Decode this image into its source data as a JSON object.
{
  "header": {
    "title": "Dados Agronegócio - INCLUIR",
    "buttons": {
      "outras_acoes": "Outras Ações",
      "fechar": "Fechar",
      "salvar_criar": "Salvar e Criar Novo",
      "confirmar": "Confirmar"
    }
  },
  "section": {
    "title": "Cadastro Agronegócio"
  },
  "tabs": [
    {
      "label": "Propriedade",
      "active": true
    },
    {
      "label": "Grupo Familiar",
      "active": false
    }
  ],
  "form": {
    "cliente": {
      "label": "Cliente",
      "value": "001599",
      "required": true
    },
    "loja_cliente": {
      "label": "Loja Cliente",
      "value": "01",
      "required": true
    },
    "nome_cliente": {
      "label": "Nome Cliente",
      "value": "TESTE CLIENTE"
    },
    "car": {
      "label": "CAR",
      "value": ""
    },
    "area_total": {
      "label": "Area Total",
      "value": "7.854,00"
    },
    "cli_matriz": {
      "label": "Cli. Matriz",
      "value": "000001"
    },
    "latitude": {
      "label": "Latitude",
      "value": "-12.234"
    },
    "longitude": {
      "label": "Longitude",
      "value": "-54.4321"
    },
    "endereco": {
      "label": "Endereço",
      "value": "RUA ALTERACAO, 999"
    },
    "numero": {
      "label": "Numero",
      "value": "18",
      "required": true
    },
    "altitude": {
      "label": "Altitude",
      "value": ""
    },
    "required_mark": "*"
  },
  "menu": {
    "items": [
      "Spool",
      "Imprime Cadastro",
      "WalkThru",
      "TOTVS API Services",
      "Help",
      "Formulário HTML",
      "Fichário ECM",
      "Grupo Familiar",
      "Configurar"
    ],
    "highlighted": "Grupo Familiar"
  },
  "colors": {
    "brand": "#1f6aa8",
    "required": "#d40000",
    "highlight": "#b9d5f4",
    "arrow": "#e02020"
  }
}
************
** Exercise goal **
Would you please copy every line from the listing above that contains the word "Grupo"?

** Your solution **
      "label": "Grupo Familiar",
      "Grupo Familiar",
    "highlighted": "Grupo Familiar"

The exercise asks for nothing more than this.